======== RECORDS TO PROCESS
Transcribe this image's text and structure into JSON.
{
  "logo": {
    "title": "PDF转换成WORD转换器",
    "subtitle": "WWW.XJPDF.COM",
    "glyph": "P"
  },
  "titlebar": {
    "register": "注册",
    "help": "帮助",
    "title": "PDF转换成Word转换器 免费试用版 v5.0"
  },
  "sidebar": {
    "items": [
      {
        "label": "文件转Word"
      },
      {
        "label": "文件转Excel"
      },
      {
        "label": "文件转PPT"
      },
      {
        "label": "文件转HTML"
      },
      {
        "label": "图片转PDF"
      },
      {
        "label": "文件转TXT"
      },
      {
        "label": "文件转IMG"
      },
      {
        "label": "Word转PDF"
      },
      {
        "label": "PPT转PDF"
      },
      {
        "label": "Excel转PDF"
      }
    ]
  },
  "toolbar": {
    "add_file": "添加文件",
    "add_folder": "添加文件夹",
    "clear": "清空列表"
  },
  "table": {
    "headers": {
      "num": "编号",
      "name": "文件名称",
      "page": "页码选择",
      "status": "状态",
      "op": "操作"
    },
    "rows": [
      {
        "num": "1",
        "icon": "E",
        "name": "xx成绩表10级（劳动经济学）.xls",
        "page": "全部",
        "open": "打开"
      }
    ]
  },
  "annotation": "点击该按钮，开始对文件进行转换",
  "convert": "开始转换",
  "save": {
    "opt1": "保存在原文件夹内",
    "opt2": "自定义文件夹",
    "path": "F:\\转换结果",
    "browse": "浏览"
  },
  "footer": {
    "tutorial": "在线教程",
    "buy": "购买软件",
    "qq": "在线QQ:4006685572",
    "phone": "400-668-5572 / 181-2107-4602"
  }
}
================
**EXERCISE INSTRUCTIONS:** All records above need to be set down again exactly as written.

**RESULT:**
Transcribe this image's text and structure into JSON.
{
  "logo": {
    "title": "PDF转换成WORD转换器",
    "subtitle": "WWW.XJPDF.COM",
    "glyph": "P"
  },
  "titlebar": {
    "register": "注册",
    "help": "帮助",
    "title": "PDF转换成Word转换器 免费试用版 v5.0"
  },
  "sidebar": {
    "items": [
      {
        "label": "文件转Word"
      },
      {
        "label": "文件转Excel"
      },
      {
        "label": "文件转PPT"
      },
      {
        "label": "文件转HTML"
      },
      {
        "label": "图片转PDF"
      },
      {
        "label": "文件转TXT"
      },
      {
        "label": "文件转IMG"
      },
      {
        "label": "Word转PDF"
      },
      {
        "label": "PPT转PDF"
      },
      {
        "label": "Excel转PDF"
      }
    ]
  },
  "toolbar": {
    "add_file": "添加文件",
    "add_folder": "添加文件夹",
    "clear": "清空列表"
  },
  "table": {
    "headers": {
      "num": "编号",
      "name": "文件名称",
      "page": "页码选择",
      "status": "状态",
      "op": "操作"
    },
    "rows": [
      {
        "num": "1",
        "icon": "E",
        "name": "xx成绩表10级（劳动经济学）.xls",
        "page": "全部",
        "open": "打开"
      }
    ]
  },
  "annotation": "点击该按钮，开始对文件进行转换",
  "convert": "开始转换",
  "save": {
    "opt1": "保存在原文件夹内",
    "opt2": "自定义文件夹",
    "path": "F:\\转换结果",
    "browse": "浏览"
  },
  "footer": {
    "tutorial": "在线教程",
    "buy": "购买软件",
    "qq": "在线QQ:4006685572",
    "phone": "400-668-5572 / 181-2107-4602"
  }
}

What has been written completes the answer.